Another alternative but controversial method of monetizing and charting consumption was more rampant in years past but may have gotten the most air time in 2018. Earlier this year, Billboard announced an exhaustive methodology for determining how “album-equivalent units” (which includes digital and physical sales, along with tiered streams on Spotify and other streaming platforms) are counted going forward. As these rules have become simultaneously more rigorously defined and more opaque, some artists have been gaming the system by bundling merchandise and ticket sales with albums, both of which historically sell more reliably than recorded music. In August of this year, Minaj argued that she lost her No. 1 debut to Travis Scott’s Astroworld because the Houston rapper boosted album purchases by bundling his debut LP with tickets and T-shirts … even though she did the exact the same thing.

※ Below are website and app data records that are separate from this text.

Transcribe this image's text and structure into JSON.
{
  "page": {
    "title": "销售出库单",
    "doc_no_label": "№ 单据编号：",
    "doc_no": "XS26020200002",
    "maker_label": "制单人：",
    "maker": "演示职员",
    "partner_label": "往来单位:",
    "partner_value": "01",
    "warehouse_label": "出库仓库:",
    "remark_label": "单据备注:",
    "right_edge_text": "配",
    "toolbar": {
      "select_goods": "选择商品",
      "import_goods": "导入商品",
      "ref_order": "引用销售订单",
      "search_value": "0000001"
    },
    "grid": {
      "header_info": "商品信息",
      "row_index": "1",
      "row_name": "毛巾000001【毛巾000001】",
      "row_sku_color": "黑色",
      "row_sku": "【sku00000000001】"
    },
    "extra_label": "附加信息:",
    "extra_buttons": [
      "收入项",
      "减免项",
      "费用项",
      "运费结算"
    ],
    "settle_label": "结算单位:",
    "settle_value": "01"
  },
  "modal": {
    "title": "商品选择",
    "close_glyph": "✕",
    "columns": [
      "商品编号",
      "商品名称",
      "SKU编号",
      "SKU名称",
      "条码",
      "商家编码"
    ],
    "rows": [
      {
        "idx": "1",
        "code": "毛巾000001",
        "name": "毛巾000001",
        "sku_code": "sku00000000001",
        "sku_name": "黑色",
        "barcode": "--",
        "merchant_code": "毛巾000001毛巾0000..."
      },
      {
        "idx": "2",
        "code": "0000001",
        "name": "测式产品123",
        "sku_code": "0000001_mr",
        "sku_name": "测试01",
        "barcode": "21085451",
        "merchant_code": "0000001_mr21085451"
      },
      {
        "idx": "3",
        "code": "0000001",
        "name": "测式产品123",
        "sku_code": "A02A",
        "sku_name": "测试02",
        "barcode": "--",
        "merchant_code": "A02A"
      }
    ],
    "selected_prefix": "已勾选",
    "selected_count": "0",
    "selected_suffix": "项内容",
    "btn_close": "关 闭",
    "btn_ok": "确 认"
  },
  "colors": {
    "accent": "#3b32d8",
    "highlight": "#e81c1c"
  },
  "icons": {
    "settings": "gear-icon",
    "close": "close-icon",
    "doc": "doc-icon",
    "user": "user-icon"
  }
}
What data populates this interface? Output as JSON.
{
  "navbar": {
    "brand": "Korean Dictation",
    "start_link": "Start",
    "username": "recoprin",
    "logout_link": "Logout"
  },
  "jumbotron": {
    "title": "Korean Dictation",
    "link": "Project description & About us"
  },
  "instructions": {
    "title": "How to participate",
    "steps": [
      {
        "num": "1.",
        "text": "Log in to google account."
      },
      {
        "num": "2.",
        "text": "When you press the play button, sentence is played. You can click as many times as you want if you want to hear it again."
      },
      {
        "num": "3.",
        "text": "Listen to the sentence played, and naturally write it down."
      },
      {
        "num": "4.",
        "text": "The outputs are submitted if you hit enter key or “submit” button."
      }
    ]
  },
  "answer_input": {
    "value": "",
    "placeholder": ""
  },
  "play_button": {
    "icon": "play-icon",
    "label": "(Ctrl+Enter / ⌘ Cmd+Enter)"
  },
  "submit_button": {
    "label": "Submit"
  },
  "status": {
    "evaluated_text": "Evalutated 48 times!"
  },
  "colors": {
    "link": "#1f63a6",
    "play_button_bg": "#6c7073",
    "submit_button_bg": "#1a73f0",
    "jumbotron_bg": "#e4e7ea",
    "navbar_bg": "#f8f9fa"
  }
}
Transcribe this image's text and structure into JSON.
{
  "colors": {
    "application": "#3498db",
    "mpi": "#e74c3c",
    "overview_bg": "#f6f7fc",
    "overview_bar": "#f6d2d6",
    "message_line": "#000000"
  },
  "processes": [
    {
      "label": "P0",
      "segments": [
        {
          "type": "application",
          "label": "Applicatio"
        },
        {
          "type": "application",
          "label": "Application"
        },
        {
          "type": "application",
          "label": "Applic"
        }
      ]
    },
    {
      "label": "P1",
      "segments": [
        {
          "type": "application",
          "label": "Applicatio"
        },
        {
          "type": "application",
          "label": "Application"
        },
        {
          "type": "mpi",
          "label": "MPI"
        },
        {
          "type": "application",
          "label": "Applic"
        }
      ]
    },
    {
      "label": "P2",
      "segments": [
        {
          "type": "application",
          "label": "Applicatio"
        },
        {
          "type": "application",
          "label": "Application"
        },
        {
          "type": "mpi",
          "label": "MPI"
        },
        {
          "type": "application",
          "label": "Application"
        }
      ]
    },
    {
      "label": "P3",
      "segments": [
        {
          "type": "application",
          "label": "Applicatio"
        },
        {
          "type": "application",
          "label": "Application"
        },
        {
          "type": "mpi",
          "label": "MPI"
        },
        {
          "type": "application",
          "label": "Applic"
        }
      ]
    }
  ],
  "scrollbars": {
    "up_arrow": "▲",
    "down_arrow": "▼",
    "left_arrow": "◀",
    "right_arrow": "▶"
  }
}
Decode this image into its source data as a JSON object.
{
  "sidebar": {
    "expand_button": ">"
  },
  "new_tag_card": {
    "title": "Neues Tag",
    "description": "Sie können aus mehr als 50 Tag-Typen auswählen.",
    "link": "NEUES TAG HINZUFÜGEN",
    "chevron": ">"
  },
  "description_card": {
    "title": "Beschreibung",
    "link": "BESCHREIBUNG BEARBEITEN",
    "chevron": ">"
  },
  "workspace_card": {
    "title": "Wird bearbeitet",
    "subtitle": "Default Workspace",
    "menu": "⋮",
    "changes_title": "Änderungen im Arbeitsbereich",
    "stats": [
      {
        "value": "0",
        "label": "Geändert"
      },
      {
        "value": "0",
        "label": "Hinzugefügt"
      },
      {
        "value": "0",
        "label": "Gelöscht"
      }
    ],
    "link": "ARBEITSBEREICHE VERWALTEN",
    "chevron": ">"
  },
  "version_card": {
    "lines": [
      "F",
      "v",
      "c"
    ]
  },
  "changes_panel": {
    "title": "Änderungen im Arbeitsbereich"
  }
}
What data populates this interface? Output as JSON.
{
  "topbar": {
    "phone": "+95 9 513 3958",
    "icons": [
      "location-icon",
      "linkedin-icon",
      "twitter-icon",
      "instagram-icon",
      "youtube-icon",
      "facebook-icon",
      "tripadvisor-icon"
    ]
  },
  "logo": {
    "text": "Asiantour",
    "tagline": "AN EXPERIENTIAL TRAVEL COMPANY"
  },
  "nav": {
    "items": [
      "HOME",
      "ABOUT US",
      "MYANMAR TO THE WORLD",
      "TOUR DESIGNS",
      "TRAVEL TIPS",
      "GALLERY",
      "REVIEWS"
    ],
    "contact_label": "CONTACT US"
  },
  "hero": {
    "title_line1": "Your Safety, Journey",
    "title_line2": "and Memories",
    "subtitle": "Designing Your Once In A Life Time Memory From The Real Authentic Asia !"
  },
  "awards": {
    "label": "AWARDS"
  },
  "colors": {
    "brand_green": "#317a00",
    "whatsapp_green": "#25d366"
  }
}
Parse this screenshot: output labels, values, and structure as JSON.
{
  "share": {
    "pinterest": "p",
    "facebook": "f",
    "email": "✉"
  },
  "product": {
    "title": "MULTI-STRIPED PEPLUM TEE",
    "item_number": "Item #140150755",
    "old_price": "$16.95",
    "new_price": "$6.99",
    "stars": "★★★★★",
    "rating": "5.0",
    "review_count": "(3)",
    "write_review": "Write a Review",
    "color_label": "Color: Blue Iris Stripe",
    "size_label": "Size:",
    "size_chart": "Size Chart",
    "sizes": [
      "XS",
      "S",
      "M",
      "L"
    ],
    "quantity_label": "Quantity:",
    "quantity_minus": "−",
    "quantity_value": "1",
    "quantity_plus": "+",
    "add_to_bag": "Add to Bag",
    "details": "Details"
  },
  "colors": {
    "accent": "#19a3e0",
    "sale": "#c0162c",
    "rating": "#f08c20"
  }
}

For independent artists and record labels, which never participated in pre–file sharing and pre-streaming major-label excesses to begin with, this year reaffirmed the importance of playing the long game. “Streaming means that we’re not getting the sales that we used to get the week of release or the first three or six months of release, but that those sales or streams or equivalent units are stretched over the first two, three, four, five years,” says Matt Harmon, U.S. president of Beggars Group, which includes Radiohead’s current label XL. He cites Philadelphia slack-rock torchbearer Kurt Vile as a case study in strategy: Matador rented a house in upstate New York for Vile and some friends to play music, and record video and acoustic and electric sessions for content that will be rolled out beyond the campaign for his 2018 album, Bottle It In. Think of it as a cache for the endless cold winter of the music industry.

Earlier this year, the Recording Industry Association of America released a 2017 year-end report that showed physical sales (which, broken down, see CD sales falling 6 percent and vinyl climbing 10 percent) coming out ahead of digital downloads, taking up 17 percent of a market that is nonetheless dominated by streaming at 65 percent. Tethering vinyl to digital releases is essential to maximizing sales on or near release day, especially for independent labels, says Neil Blanket, head of marketing for Mute Records (Depeche Mode, Nick Cave and the Bad Seeds, Moby) in the U.K. “Obviously, Beyoncé doesn’t need her vinyl out on the same day as her digital,” he adds. “We have to allow for how our fans listen. You can’t surprise-release an album on vinyl because it takes four months to set it up. If we surprise-released a New Order album on digital, it would be a disaster.”

There are no complaints — or almost any comments at all — from some of the parties responsible for preventing this year’s high-stakes releases from becoming unmitigated disasters. It’s unclear how much Def Jam gave financially to the YE listening party, which is estimated to have cost tens of millions of dollars, but it contributed almost all of the heavy lifting and logistical planning. “Everyone’s attitude was just, ‘Here we go,’” one attendee told me about their experience. “The people at Def Jam were running so much on adrenaline, I don’t think their opinion was uppermost in their minds.” (Representatives from the label declined to comment for this article; representatives from Minaj’s label, Republic Records, did not reply to a request for comment.)

Tidal’s senior vice-president of artist relations, Jason Kpana, cites Meek Mill’s triumphant comeback record, Championships, as an example of their adaptability and commitment to realizing artistic intent. “We work very closely with artists, labels and distributors to ensure projects are realized as intended,” he wrote in an email. “Our global team is available 24/7 to accommodate our partners and we’re simply just ready when they are.” This approach can likely be applied to all music-streaming services — also known as digital service providers, more commonly abbreviated to DSPs — since, as an employee of the company tells me, all DSPs operate essentially the same way. At least there’s a tightly knit safety net for 2019’s crop of releases, strategies be damned.

Does the Surprise Album Release Still Work?